* [Exercise goal] The answer is every line of the records that holds the word "label", copied in full.
Provided information below:
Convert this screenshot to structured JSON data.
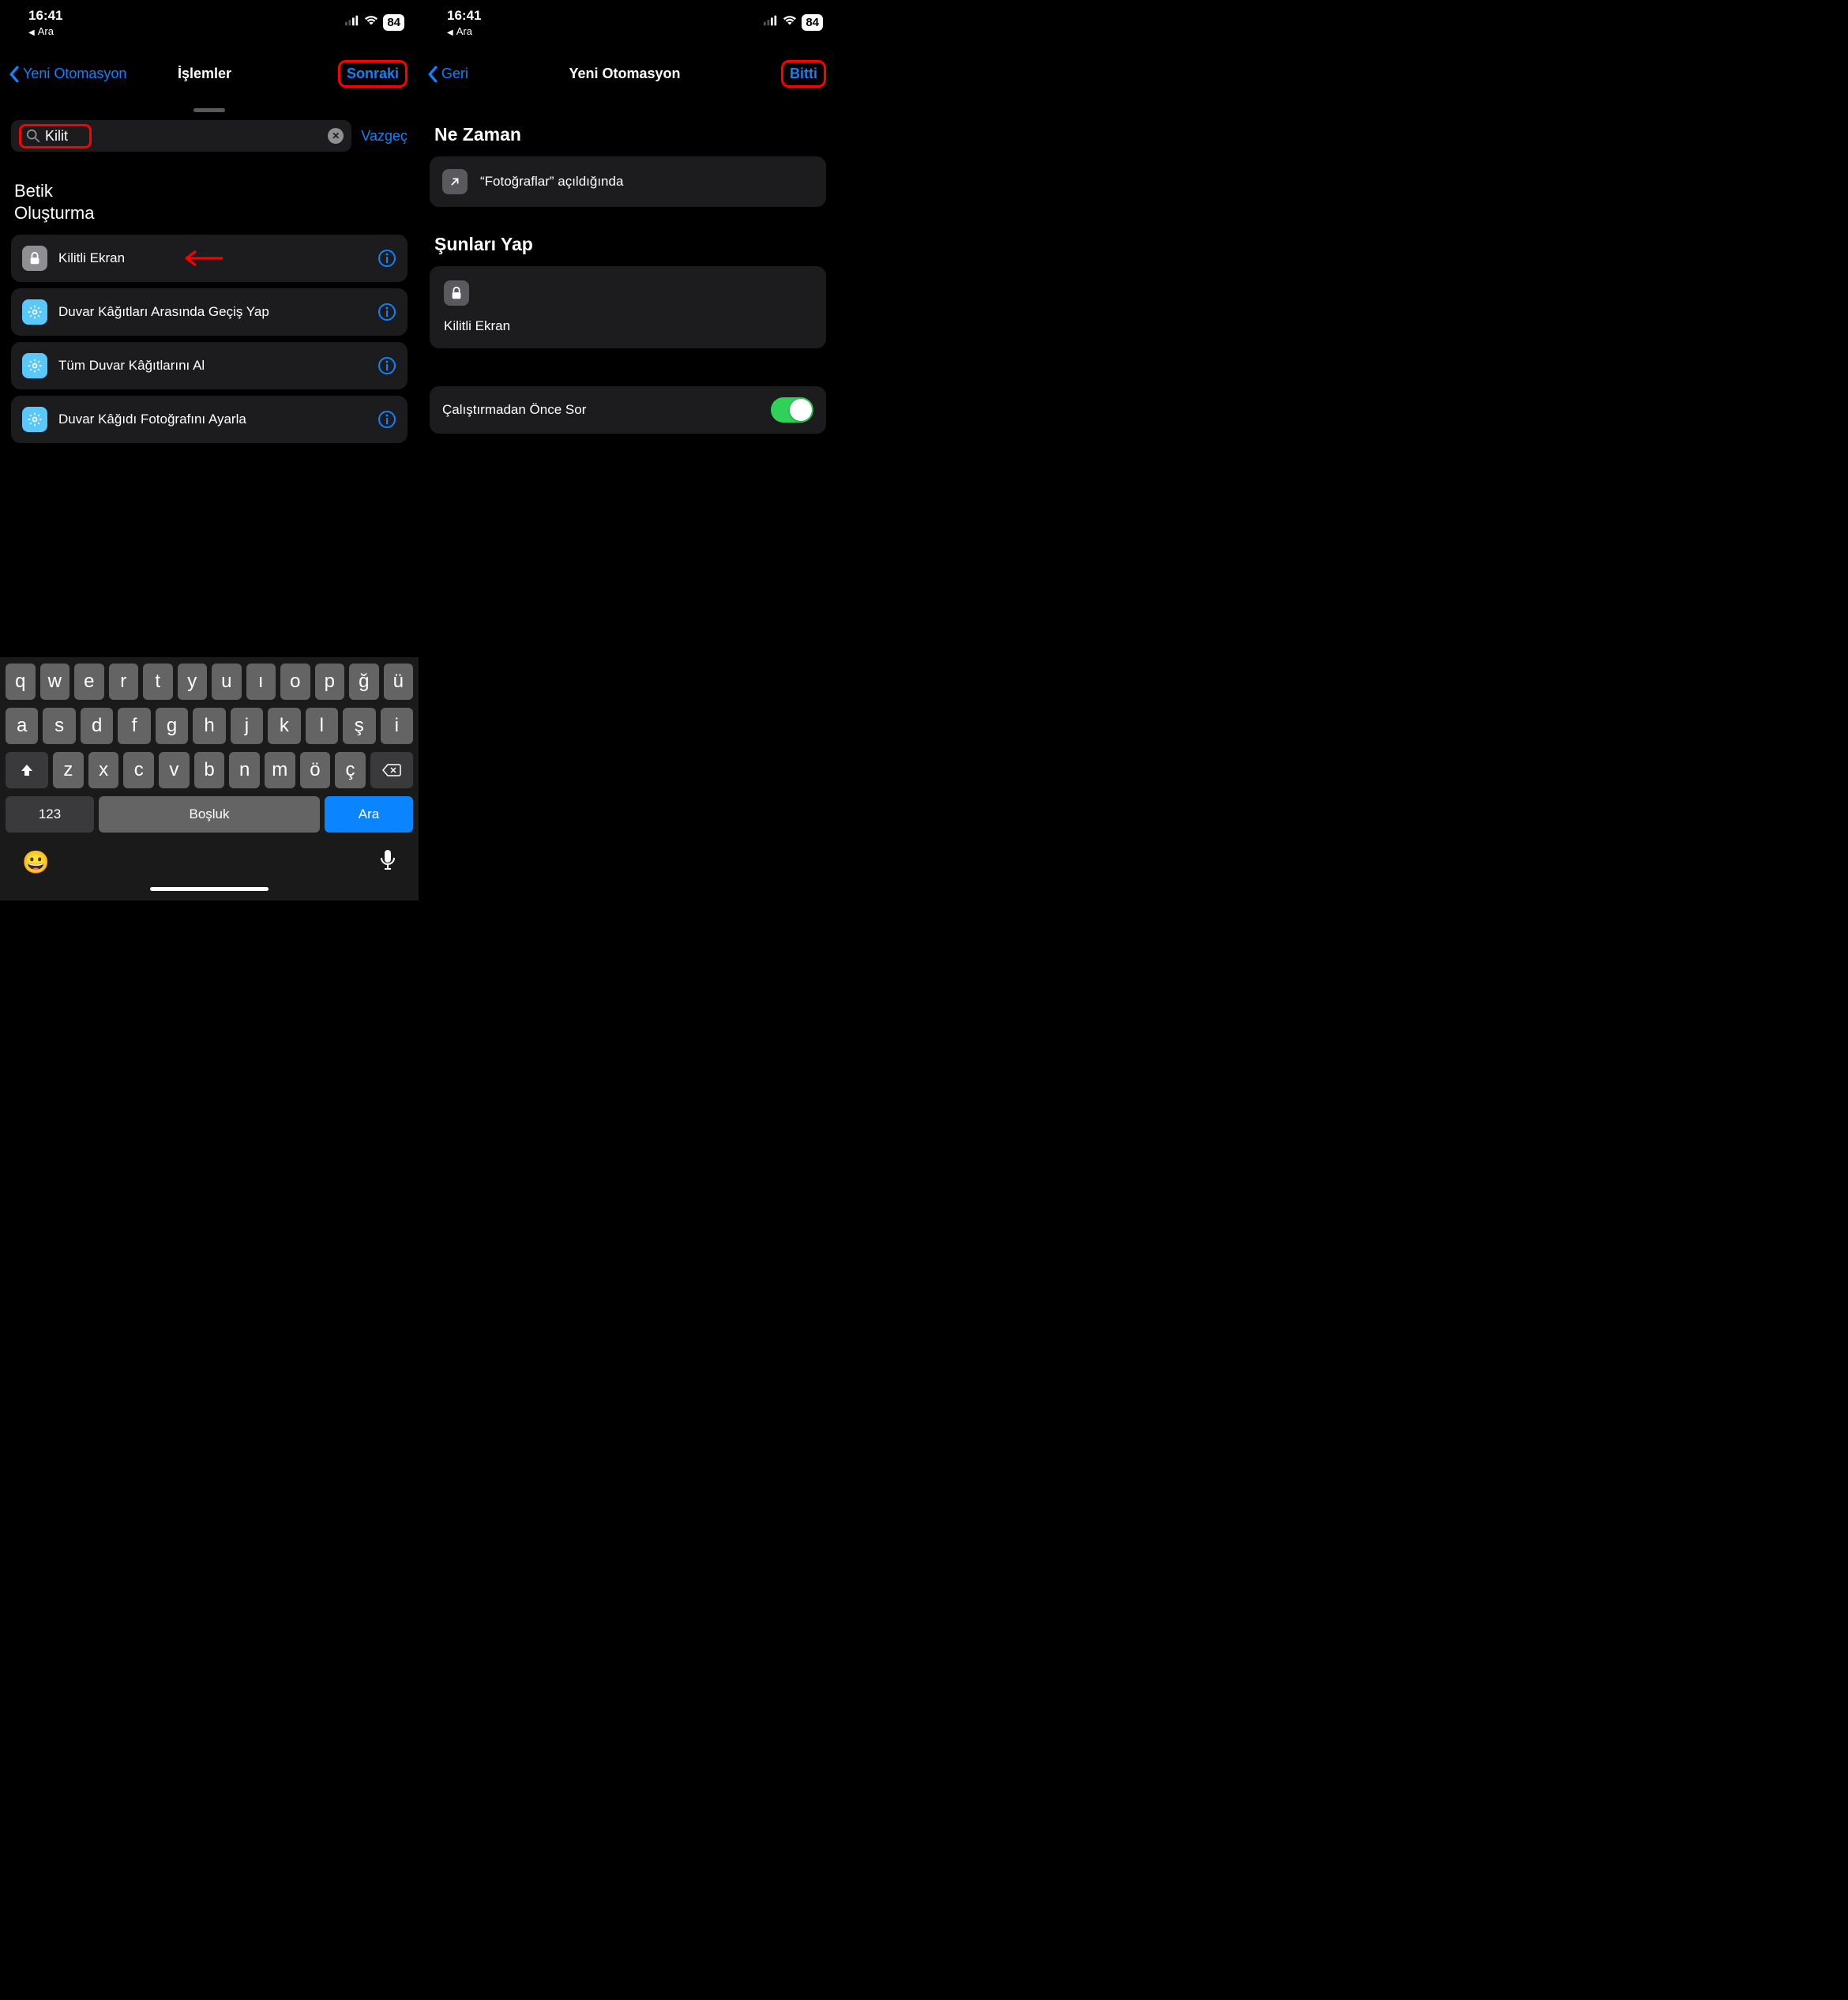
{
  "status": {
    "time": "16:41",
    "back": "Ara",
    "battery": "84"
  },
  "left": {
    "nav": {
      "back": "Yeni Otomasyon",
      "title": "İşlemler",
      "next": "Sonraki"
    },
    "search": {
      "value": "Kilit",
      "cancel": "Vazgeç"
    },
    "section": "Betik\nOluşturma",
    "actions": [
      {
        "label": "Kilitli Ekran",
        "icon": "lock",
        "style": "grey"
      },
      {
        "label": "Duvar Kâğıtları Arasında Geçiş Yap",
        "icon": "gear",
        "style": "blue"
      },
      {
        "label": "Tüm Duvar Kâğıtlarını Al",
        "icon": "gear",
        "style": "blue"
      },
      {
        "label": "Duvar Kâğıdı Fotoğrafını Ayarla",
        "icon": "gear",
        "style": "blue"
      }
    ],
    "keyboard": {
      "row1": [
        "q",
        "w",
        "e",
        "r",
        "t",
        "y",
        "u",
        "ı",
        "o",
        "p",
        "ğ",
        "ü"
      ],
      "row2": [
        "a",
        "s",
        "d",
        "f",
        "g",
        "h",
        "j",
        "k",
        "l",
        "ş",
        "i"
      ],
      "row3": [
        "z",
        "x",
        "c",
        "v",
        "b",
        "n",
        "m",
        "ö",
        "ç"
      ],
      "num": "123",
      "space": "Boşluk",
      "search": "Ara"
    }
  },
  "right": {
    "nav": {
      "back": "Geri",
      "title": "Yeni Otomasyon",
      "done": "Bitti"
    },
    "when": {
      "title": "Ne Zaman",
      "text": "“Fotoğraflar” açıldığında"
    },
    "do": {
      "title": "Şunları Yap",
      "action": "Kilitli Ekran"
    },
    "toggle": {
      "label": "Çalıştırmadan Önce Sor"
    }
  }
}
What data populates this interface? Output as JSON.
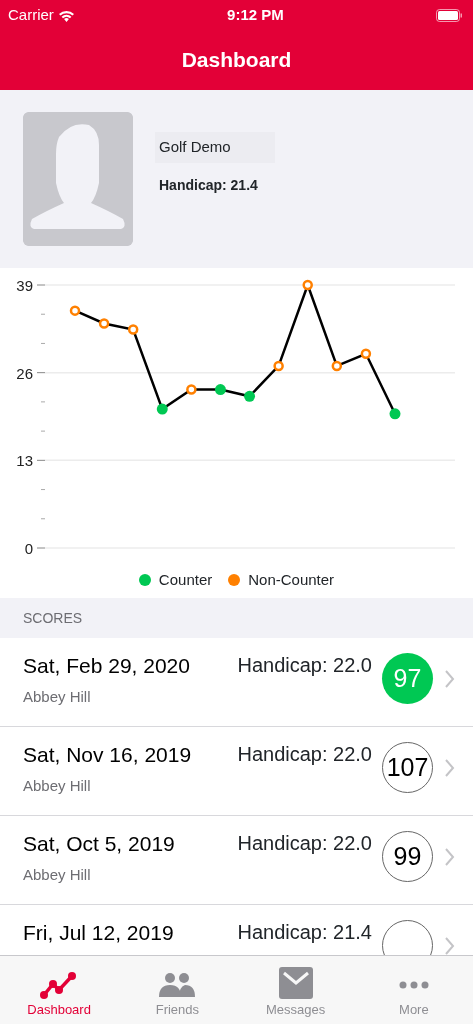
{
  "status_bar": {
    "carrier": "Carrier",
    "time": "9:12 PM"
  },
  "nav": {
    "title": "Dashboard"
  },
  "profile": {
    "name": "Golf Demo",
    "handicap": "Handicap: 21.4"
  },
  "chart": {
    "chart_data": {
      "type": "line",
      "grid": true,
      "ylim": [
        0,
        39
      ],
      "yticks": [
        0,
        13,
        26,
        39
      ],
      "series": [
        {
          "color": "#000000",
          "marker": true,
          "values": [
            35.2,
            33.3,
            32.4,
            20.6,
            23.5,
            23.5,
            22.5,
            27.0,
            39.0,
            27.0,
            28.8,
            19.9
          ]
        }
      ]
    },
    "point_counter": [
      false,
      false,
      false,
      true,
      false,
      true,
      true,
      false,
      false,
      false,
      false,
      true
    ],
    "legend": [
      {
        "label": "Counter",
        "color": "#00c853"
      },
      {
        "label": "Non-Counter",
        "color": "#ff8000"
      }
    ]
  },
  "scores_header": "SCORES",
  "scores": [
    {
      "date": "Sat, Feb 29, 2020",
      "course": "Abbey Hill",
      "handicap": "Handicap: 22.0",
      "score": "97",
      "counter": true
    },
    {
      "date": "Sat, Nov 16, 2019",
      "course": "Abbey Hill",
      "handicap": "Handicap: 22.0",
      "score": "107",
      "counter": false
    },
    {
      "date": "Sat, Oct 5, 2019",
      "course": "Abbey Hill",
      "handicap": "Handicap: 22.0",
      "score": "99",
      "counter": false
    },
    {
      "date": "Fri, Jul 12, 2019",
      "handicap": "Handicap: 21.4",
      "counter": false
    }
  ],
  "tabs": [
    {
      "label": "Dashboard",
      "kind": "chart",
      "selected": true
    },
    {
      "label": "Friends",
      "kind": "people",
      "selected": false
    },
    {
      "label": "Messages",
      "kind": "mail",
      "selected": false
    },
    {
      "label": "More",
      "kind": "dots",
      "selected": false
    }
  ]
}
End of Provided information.
* [Result below]
        "label": "Kilitli Ekran",
        "label": "Duvar Kâğıtları Arasında Geçiş Yap",
        "label": "Tüm Duvar Kâğıtlarını Al",
        "label": "Duvar Kâğıdı Fotoğrafını Ayarla",
      "label": "Çalıştırmadan Önce Sor"
        "label": "Counter",
        "label": "Non-Counter",
      "label": "Dashboard",
      "label": "Friends",
      "label": "Messages",
      "label": "More",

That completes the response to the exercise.